I’ll be moving over to Chatrium after work on Monday 19th, staying til 26th. I’m sure there’ll be plenty of booze enjoyed by Dad and me, including that first evening, so it may be better to have the conversation on the 20th right after lunch, or even earlier in the day, before anyone gets festively boozey.

I’m really going to need your help telling them. I don’t want to make it sound too serious and I really don’t want to get emotional about it. God, all this worry when they probably know anyway (just don’t know that I’m doing anything about it.)


Sis: Good plan, and it certainly sounds as though, the more you think about it, the better it will be for your overall mental health to just tell them. It can’t be as bad as your worse fears about how upset they might be, but it probably won’t be as smooth as you hope – I wouldn’t be surprised if you get some irritating questions when you and Dad are drunk, which could cause him to be a bit insensitive and maybe also you to be a bit oversensitive – but it’s got to be good for you in the long run. No secrets, nothing feeling shameful, no hiding. Just chin up, best tits forward, right? I’ll do everything I can to help, of course…

Me: Thanks. I know it’s got to be better in the long run – just feel like a kid again having to fess up to something like it’s a bad and shameful thing that I’ve done wrong and which will disappoint and distress them, and could change the wonderful family dynamic we have. It will change the dynamic – I think that’s inevitable – but once we’re past the shift in perception and settled with it, there’s no reason it’ll be a bad one. I keep going back to – I’m not changing who I am, just how I identify, and altering my body a little to bring it in line with my self image. I just have to remind them that if they loose sight of it.

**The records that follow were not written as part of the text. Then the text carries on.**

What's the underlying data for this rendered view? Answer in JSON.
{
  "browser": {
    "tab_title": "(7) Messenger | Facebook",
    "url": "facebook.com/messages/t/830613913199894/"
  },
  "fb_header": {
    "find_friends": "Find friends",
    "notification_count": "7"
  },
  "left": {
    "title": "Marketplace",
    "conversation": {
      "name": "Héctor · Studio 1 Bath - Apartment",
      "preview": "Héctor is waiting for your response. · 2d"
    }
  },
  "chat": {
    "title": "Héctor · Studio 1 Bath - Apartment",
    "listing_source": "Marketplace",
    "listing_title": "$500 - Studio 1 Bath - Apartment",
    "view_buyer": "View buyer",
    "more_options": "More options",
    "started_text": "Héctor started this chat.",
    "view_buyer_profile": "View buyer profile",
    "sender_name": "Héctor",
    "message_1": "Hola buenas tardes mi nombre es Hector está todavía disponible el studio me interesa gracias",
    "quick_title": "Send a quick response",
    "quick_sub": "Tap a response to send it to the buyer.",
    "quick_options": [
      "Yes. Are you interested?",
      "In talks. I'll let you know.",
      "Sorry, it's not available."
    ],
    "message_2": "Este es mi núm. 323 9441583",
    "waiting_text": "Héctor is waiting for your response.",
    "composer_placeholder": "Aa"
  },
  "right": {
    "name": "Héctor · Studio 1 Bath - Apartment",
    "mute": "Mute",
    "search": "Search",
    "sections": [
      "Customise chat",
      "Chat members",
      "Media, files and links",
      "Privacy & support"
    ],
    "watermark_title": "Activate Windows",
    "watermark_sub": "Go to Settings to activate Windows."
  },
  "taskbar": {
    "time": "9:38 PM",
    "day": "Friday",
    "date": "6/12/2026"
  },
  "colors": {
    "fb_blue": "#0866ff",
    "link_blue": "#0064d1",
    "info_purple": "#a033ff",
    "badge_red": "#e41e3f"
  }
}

I know I’ve said this before, but if any readers are embarking on a transition like this, seeing a professional counselor is the best thing you could ever do. For me, confiding [no, that’s the wrong word as I don’t intend for this to remain a secret] opening up to my sister has really given me strength and much more confidence and yet again reminded how blessed I am to have the family I’ve got. I’ll be having dinner with my parents in Bangkok this evening and it’s a week and a half before my scheduled conversation so wish me luck!

Part 15